### [Problem statement]
Given the records that follow, return each one verbatim.

### [Given entries]
====

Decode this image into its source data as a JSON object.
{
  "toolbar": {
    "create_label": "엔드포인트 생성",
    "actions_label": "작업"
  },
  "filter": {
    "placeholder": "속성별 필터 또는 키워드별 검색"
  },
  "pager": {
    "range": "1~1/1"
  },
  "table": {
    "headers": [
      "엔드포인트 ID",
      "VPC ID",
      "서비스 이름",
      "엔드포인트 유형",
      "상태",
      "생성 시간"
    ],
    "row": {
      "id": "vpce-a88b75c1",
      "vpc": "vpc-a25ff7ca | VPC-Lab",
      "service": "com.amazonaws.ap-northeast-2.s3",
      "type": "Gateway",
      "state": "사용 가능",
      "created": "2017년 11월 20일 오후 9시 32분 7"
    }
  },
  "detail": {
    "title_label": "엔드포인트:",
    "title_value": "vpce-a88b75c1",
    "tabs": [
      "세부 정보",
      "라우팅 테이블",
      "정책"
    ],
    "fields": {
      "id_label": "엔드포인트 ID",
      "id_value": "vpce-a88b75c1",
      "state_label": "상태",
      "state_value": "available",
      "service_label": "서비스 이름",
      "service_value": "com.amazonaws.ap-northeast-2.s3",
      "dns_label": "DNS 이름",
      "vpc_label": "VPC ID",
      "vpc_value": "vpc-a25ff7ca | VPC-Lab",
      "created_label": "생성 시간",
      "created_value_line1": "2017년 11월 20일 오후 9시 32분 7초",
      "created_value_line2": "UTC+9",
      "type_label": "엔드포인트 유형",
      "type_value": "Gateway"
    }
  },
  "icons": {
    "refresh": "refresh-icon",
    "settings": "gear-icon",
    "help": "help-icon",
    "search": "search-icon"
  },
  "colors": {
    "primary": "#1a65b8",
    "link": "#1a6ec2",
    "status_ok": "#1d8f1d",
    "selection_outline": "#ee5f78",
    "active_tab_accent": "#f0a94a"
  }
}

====

### [Response to the task]
Decode this image into its source data as a JSON object.
{
  "toolbar": {
    "create_label": "엔드포인트 생성",
    "actions_label": "작업"
  },
  "filter": {
    "placeholder": "속성별 필터 또는 키워드별 검색"
  },
  "pager": {
    "range": "1~1/1"
  },
  "table": {
    "headers": [
      "엔드포인트 ID",
      "VPC ID",
      "서비스 이름",
      "엔드포인트 유형",
      "상태",
      "생성 시간"
    ],
    "row": {
      "id": "vpce-a88b75c1",
      "vpc": "vpc-a25ff7ca | VPC-Lab",
      "service": "com.amazonaws.ap-northeast-2.s3",
      "type": "Gateway",
      "state": "사용 가능",
      "created": "2017년 11월 20일 오후 9시 32분 7"
    }
  },
  "detail": {
    "title_label": "엔드포인트:",
    "title_value": "vpce-a88b75c1",
    "tabs": [
      "세부 정보",
      "라우팅 테이블",
      "정책"
    ],
    "fields": {
      "id_label": "엔드포인트 ID",
      "id_value": "vpce-a88b75c1",
      "state_label": "상태",
      "state_value": "available",
      "service_label": "서비스 이름",
      "service_value": "com.amazonaws.ap-northeast-2.s3",
      "dns_label": "DNS 이름",
      "vpc_label": "VPC ID",
      "vpc_value": "vpc-a25ff7ca | VPC-Lab",
      "created_label": "생성 시간",
      "created_value_line1": "2017년 11월 20일 오후 9시 32분 7초",
      "created_value_line2": "UTC+9",
      "type_label": "엔드포인트 유형",
      "type_value": "Gateway"
    }
  },
  "icons": {
    "refresh": "refresh-icon",
    "settings": "gear-icon",
    "help": "help-icon",
    "search": "search-icon"
  },
  "colors": {
    "primary": "#1a65b8",
    "link": "#1a6ec2",
    "status_ok": "#1d8f1d",
    "selection_outline": "#ee5f78",
    "active_tab_accent": "#f0a94a"
  }
}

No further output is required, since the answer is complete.